What you should do: Your answer should consist of the lines in the data below that contain "JSON".
━━━ Material shown ━━━
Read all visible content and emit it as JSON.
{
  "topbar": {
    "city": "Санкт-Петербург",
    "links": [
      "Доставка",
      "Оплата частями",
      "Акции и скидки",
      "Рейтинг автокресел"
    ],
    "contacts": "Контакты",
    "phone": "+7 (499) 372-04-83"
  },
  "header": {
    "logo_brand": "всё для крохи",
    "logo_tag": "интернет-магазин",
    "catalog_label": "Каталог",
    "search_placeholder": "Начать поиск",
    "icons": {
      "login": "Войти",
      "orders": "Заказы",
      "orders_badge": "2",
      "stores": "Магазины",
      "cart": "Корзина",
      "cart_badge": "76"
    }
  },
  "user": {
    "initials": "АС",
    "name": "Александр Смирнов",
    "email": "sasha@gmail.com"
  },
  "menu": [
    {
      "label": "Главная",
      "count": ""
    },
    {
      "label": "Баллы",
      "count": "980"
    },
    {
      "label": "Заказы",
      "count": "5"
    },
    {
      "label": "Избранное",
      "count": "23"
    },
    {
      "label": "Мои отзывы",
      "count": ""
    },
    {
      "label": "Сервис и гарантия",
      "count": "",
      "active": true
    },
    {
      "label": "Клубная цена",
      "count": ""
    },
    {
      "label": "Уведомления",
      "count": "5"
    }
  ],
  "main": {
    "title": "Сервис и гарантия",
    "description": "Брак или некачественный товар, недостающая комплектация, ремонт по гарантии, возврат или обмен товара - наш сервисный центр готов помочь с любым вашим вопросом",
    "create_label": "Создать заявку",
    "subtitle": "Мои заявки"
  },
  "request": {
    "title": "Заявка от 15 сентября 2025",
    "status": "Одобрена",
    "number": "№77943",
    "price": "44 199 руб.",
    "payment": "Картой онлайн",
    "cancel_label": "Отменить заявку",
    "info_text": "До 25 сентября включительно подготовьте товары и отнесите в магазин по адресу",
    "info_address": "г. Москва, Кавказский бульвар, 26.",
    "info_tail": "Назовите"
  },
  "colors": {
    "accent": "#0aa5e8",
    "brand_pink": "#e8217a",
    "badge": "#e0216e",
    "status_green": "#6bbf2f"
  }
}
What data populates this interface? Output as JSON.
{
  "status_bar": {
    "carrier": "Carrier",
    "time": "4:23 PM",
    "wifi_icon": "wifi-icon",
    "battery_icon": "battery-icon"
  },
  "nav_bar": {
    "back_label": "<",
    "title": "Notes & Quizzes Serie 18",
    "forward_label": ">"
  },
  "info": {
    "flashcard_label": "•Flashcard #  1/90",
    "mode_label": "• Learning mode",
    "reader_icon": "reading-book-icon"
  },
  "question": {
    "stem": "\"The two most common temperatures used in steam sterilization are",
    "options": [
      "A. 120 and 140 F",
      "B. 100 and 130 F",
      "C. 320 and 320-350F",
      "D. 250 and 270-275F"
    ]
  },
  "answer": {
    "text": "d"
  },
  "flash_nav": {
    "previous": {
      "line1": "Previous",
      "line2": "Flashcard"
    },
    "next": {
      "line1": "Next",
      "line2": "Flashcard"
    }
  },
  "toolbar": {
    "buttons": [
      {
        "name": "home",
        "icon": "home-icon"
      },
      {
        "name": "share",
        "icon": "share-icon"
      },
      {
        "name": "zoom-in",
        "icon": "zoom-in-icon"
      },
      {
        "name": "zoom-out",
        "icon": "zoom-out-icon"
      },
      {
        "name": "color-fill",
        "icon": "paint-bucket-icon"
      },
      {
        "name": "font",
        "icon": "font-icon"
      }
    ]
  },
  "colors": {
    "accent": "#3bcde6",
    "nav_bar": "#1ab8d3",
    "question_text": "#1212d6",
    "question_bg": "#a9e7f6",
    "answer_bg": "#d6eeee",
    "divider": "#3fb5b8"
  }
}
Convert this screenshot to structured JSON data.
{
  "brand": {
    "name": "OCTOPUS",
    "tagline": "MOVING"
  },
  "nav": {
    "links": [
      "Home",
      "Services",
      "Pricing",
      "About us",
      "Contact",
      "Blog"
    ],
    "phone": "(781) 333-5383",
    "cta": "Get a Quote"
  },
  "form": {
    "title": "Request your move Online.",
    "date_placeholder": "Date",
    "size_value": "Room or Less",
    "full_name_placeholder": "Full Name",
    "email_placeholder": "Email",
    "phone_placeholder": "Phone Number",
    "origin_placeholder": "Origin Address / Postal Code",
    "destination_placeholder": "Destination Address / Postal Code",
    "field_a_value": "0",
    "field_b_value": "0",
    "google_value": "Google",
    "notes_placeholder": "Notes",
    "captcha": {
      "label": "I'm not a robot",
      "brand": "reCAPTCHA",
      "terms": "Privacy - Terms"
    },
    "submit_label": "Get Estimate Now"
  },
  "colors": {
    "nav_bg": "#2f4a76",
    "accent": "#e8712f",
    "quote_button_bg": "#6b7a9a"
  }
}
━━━
Written answer:
Read all visible content and emit it as JSON.
What data populates this interface? Output as JSON.
Convert this screenshot to structured JSON data.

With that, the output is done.